Linking with sweet Ann and beautiful others…
Ann, Emily , Laura, Jen, & Michelle.

Linking up with The Nester, and all the other 31-Dayers.…This ought to be one wild, brave ride…

Do you struggle with fear of judgement, friend? Does it hold you hostage? What’s your story? How has God redeemed it? Have you found grace? Your comments so encourage me. I draw strength from your kind words and knowing you were here. My faith walk is seasoned with the right ingredients when you hang around…


This is Day 3 of 31 days of Fear. Since I’m starting my Day 1 a little late, my “31 Days” will not have 31 posts. I have chosen to do this one on FEAR, because it seems to be something I keep wrestling with over and over, something that keeps me in chains, pins me down, won’t let me free. I hope you will come with me on this journey–to get a taste of glorious redemption as I soul-search and look for Jesus smack-dab in the middle of my fears. And Jesus sits with sinners. I won’t have to look very far. Couldn’t we all use some freedom from those fear-chains that bind? I pray God gives me the strength and the courage to complete 31 days–y’all, it’s going to be hard on this ‘ol gal to write every.single.day. Pray for me? You can find the entire 31 Day collective here <—hover with mouse to highlight and click 






Friends, If you would so kindly click here and go over to my friend, Jennifer’s site for a giveaway–her sweet daughter, Lydia, is having a jewelry party to raise money for a school playground for children in Haiti. We know these children and families have been affected by much suffering after the earthquake. This jewelry is hand-made by our sisters in Haiti–Jennifer has been there, met them, hung out with them in their homes–and this is Jennifer’s project. By buying one of these beautiful necklaces, you will be helping a Haitian woman work to feed her family, AND you will be helping raise money for children to have a place to play!

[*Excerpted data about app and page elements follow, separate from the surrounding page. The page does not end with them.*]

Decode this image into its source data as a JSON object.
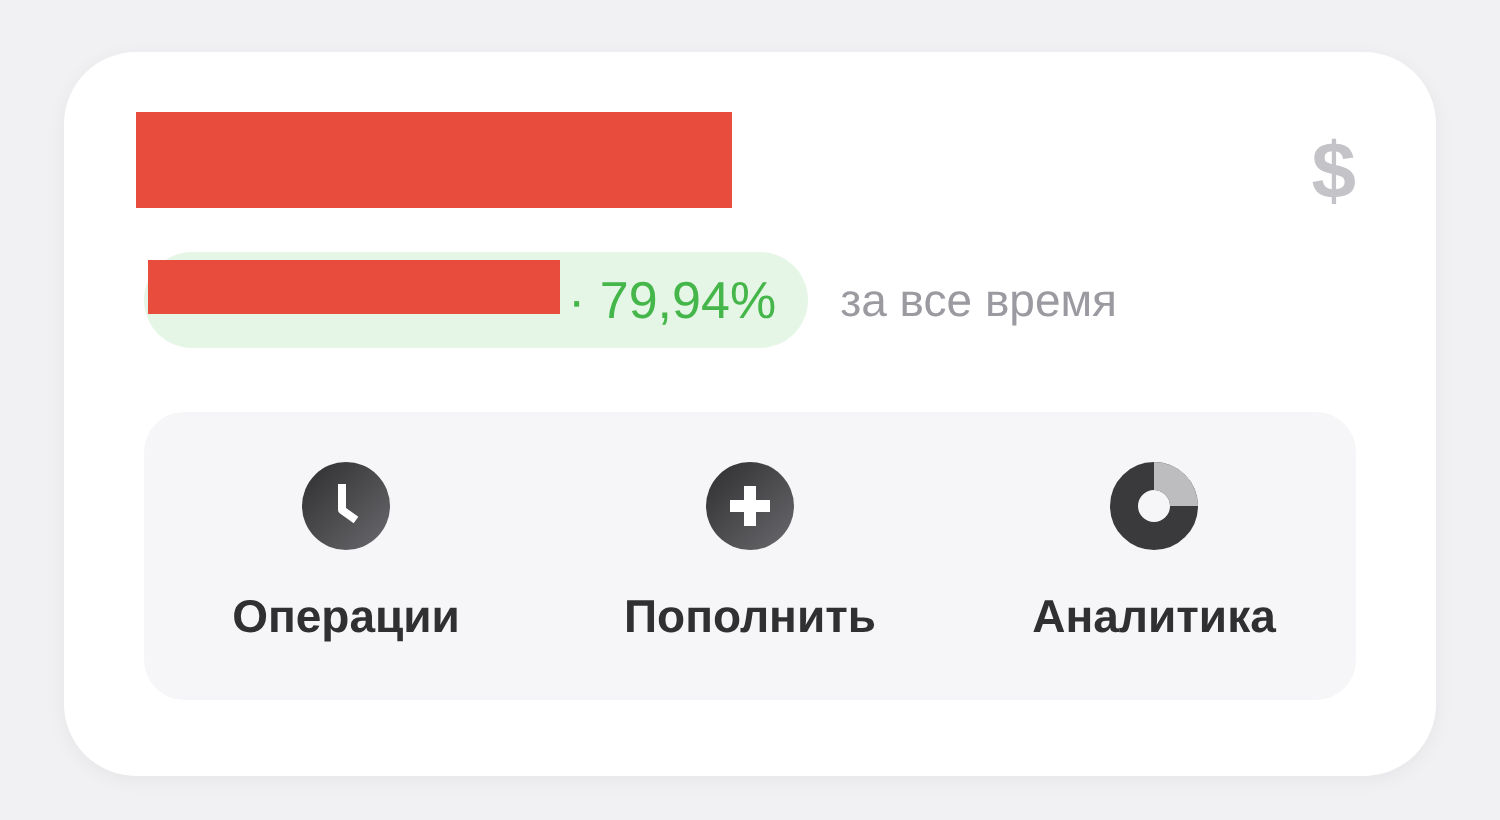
{
  "balance": {
    "redacted": true,
    "currency_symbol": "$"
  },
  "change": {
    "redacted": true,
    "percent": "· 79,94%",
    "period": "за все время"
  },
  "actions": [
    {
      "kind": "clock",
      "label": "Операции"
    },
    {
      "kind": "plus",
      "label": "Пополнить"
    },
    {
      "kind": "donut",
      "label": "Аналитика"
    }
  ]
}
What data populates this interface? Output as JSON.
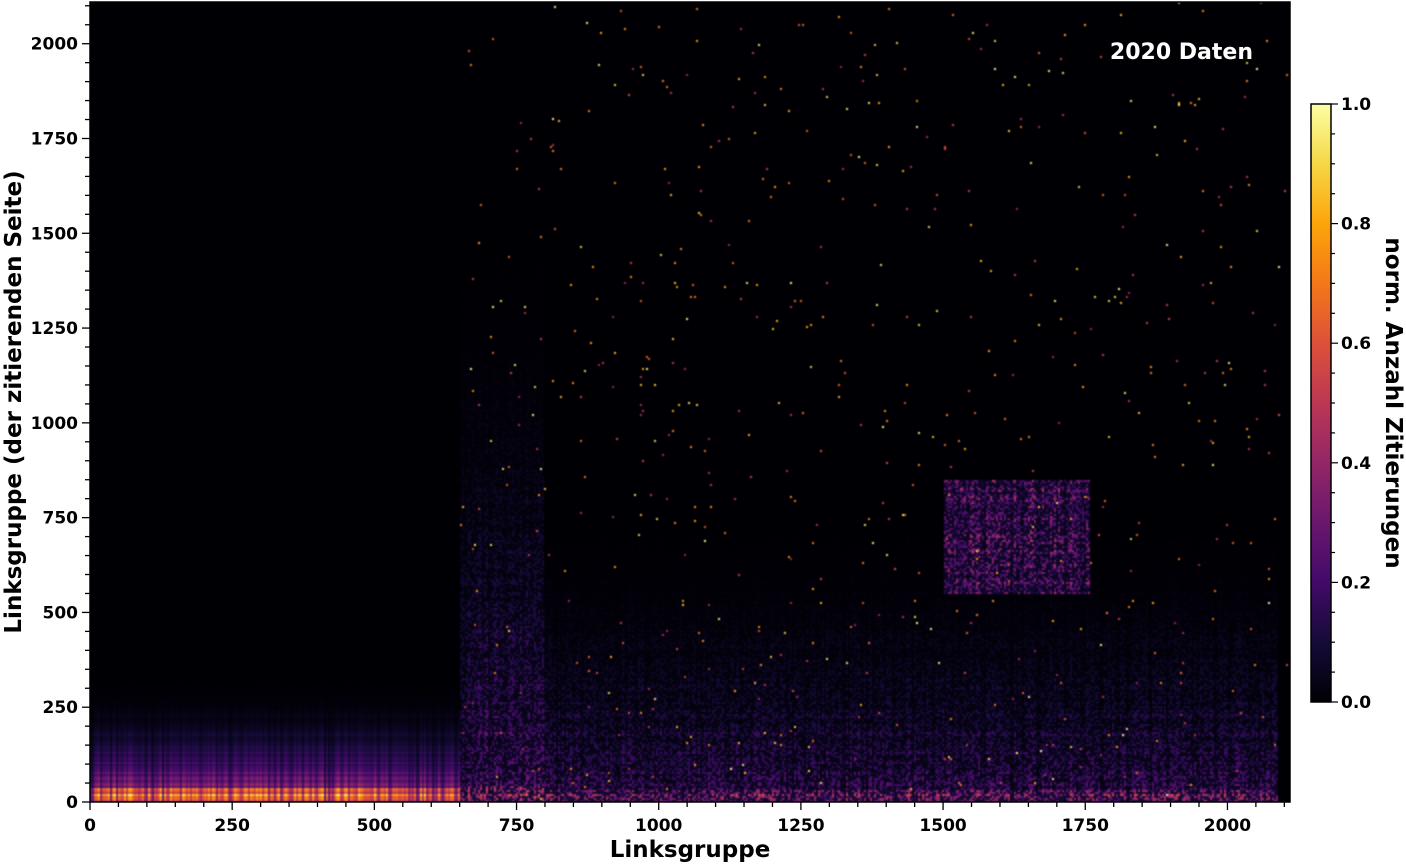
{
  "chart_data": {
    "type": "heatmap",
    "title": "",
    "annotation": "2020 Daten",
    "xlabel": "Linksgruppe",
    "ylabel": "Linksgruppe (der zitierenden Seite)",
    "xlim": [
      0,
      2110
    ],
    "ylim": [
      0,
      2110
    ],
    "x_ticks": [
      0,
      250,
      500,
      750,
      1000,
      1250,
      1500,
      1750,
      2000
    ],
    "y_ticks": [
      0,
      250,
      500,
      750,
      1000,
      1250,
      1500,
      1750,
      2000
    ],
    "grid": false,
    "colormap": "inferno",
    "colorbar": {
      "label": "norm. Anzahl Zitierungen",
      "range": [
        0.0,
        1.0
      ],
      "ticks": [
        "0.0",
        "0.2",
        "0.4",
        "0.6",
        "0.8",
        "1.0"
      ]
    },
    "intensity_profile": [
      {
        "x_range": [
          0,
          650
        ],
        "bright_band_y": [
          0,
          35
        ],
        "peak_value": 1.0,
        "fade_to_y": 350
      },
      {
        "x_range": [
          650,
          800
        ],
        "bright_band_y": [
          0,
          40
        ],
        "peak_value": 0.7,
        "fade_to_y": 1720
      },
      {
        "x_range": [
          800,
          2090
        ],
        "bright_band_y": [
          0,
          30
        ],
        "peak_value": 0.6,
        "fade_to_y": 850
      },
      {
        "x_range": [
          1500,
          1760
        ],
        "bright_band_y": [
          550,
          850
        ],
        "peak_value": 0.55,
        "fade_to_y": 850
      }
    ]
  },
  "colors": {
    "background": "#000004",
    "low": "#1b0c41",
    "mid": "#bc3754",
    "high": "#fcffa4"
  }
}
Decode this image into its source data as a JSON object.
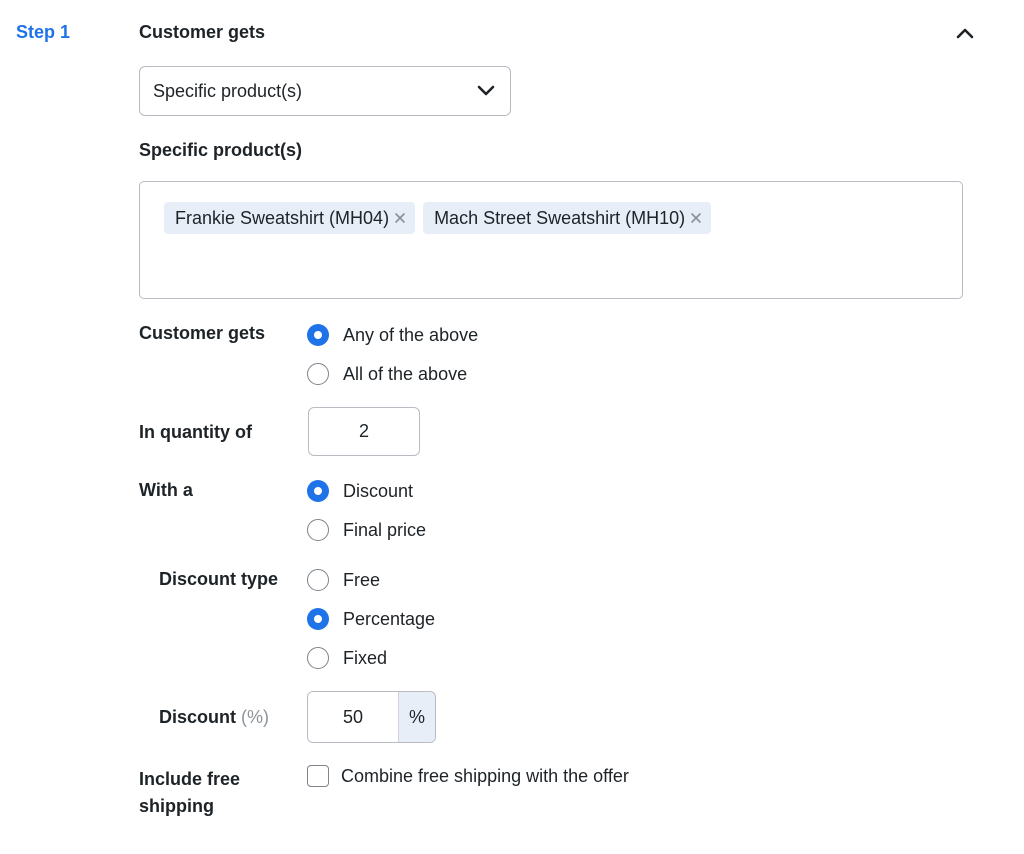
{
  "step": {
    "label": "Step 1",
    "title": "Customer gets"
  },
  "product_select": {
    "value": "Specific product(s)"
  },
  "products_field": {
    "label": "Specific product(s)",
    "tokens": [
      {
        "label": "Frankie Sweatshirt (MH04)"
      },
      {
        "label": "Mach Street Sweatshirt (MH10)"
      }
    ]
  },
  "customer_gets": {
    "label": "Customer gets",
    "options": [
      {
        "label": "Any of the above",
        "selected": true
      },
      {
        "label": "All of the above",
        "selected": false
      }
    ]
  },
  "quantity": {
    "label": "In quantity of",
    "value": "2"
  },
  "with_a": {
    "label": "With a",
    "options": [
      {
        "label": "Discount",
        "selected": true
      },
      {
        "label": "Final price",
        "selected": false
      }
    ]
  },
  "discount_type": {
    "label": "Discount type",
    "options": [
      {
        "label": "Free",
        "selected": false
      },
      {
        "label": "Percentage",
        "selected": true
      },
      {
        "label": "Fixed",
        "selected": false
      }
    ]
  },
  "discount": {
    "label": "Discount",
    "unit_hint": "(%)",
    "value": "50",
    "suffix": "%"
  },
  "free_shipping": {
    "label_line1": "Include free",
    "label_line2": "shipping",
    "checkbox_label": "Combine free shipping with the offer",
    "checked": false
  },
  "colors": {
    "accent": "#1e73e8",
    "token_bg": "#e8eef8",
    "border": "#b8bcc2"
  }
}
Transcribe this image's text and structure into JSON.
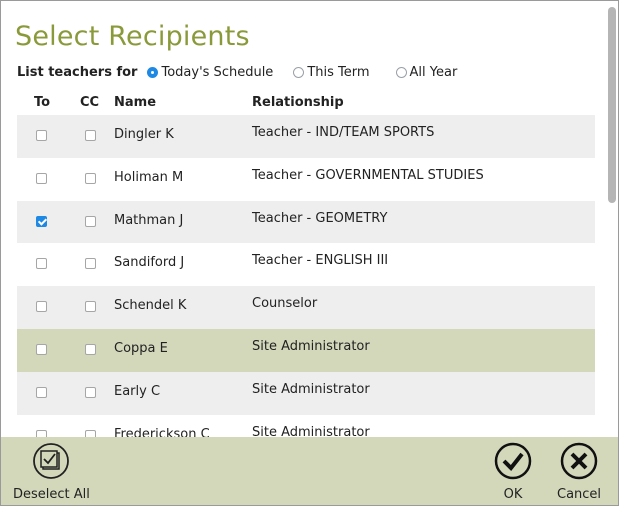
{
  "title": "Select Recipients",
  "filter": {
    "label": "List teachers for",
    "options": [
      {
        "label": "Today's Schedule",
        "selected": true
      },
      {
        "label": "This Term",
        "selected": false
      },
      {
        "label": "All Year",
        "selected": false
      }
    ]
  },
  "columns": {
    "to": "To",
    "cc": "CC",
    "name": "Name",
    "relationship": "Relationship"
  },
  "rows": [
    {
      "name": "Dingler K",
      "relationship": "Teacher - IND/TEAM SPORTS",
      "to": false,
      "cc": false
    },
    {
      "name": "Holiman M",
      "relationship": "Teacher - GOVERNMENTAL STUDIES",
      "to": false,
      "cc": false
    },
    {
      "name": "Mathman J",
      "relationship": "Teacher - GEOMETRY",
      "to": true,
      "cc": false
    },
    {
      "name": "Sandiford J",
      "relationship": "Teacher - ENGLISH III",
      "to": false,
      "cc": false
    },
    {
      "name": "Schendel K",
      "relationship": "Counselor",
      "to": false,
      "cc": false
    },
    {
      "name": "Coppa E",
      "relationship": "Site Administrator",
      "to": false,
      "cc": false
    },
    {
      "name": "Early C",
      "relationship": "Site Administrator",
      "to": false,
      "cc": false
    },
    {
      "name": "Frederickson C",
      "relationship": "Site Administrator",
      "to": false,
      "cc": false
    }
  ],
  "footer": {
    "deselect_all": "Deselect All",
    "ok": "OK",
    "cancel": "Cancel"
  },
  "colors": {
    "title": "#8a9a3a",
    "footer_bg": "#d4d8bb",
    "selected_row": "#d4d8bb",
    "checkbox_on": "#1e88e5"
  }
}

She is also giving away some jewelry, so hurry on over and share on facebook, twitter, etc for your spot in the giveaway! I’m definitely buying one–I hope you do, too!